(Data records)
════════

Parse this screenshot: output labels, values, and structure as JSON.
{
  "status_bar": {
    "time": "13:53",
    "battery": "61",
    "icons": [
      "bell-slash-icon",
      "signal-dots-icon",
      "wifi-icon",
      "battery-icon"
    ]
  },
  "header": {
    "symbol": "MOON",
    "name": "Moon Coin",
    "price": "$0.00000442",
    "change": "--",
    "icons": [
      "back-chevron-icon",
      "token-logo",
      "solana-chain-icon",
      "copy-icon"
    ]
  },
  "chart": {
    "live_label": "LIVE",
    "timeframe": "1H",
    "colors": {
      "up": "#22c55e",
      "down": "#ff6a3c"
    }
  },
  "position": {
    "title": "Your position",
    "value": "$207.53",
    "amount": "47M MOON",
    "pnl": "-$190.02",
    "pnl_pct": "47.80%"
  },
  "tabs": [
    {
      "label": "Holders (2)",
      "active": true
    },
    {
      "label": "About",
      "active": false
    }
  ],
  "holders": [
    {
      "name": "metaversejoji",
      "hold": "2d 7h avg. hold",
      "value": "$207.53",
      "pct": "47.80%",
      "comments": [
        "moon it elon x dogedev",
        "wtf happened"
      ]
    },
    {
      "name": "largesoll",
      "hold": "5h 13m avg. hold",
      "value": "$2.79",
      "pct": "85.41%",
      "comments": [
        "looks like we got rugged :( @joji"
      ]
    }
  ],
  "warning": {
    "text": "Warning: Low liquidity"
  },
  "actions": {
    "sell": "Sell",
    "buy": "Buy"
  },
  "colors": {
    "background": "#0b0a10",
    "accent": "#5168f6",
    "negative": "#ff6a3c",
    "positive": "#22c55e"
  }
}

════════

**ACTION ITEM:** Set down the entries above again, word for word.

**TASK RESPONSE:**
Parse this screenshot: output labels, values, and structure as JSON.
{
  "status_bar": {
    "time": "13:53",
    "battery": "61",
    "icons": [
      "bell-slash-icon",
      "signal-dots-icon",
      "wifi-icon",
      "battery-icon"
    ]
  },
  "header": {
    "symbol": "MOON",
    "name": "Moon Coin",
    "price": "$0.00000442",
    "change": "--",
    "icons": [
      "back-chevron-icon",
      "token-logo",
      "solana-chain-icon",
      "copy-icon"
    ]
  },
  "chart": {
    "live_label": "LIVE",
    "timeframe": "1H",
    "colors": {
      "up": "#22c55e",
      "down": "#ff6a3c"
    }
  },
  "position": {
    "title": "Your position",
    "value": "$207.53",
    "amount": "47M MOON",
    "pnl": "-$190.02",
    "pnl_pct": "47.80%"
  },
  "tabs": [
    {
      "label": "Holders (2)",
      "active": true
    },
    {
      "label": "About",
      "active": false
    }
  ],
  "holders": [
    {
      "name": "metaversejoji",
      "hold": "2d 7h avg. hold",
      "value": "$207.53",
      "pct": "47.80%",
      "comments": [
        "moon it elon x dogedev",
        "wtf happened"
      ]
    },
    {
      "name": "largesoll",
      "hold": "5h 13m avg. hold",
      "value": "$2.79",
      "pct": "85.41%",
      "comments": [
        "looks like we got rugged :( @joji"
      ]
    }
  ],
  "warning": {
    "text": "Warning: Low liquidity"
  },
  "actions": {
    "sell": "Sell",
    "buy": "Buy"
  },
  "colors": {
    "background": "#0b0a10",
    "accent": "#5168f6",
    "negative": "#ff6a3c",
    "positive": "#22c55e"
  }
}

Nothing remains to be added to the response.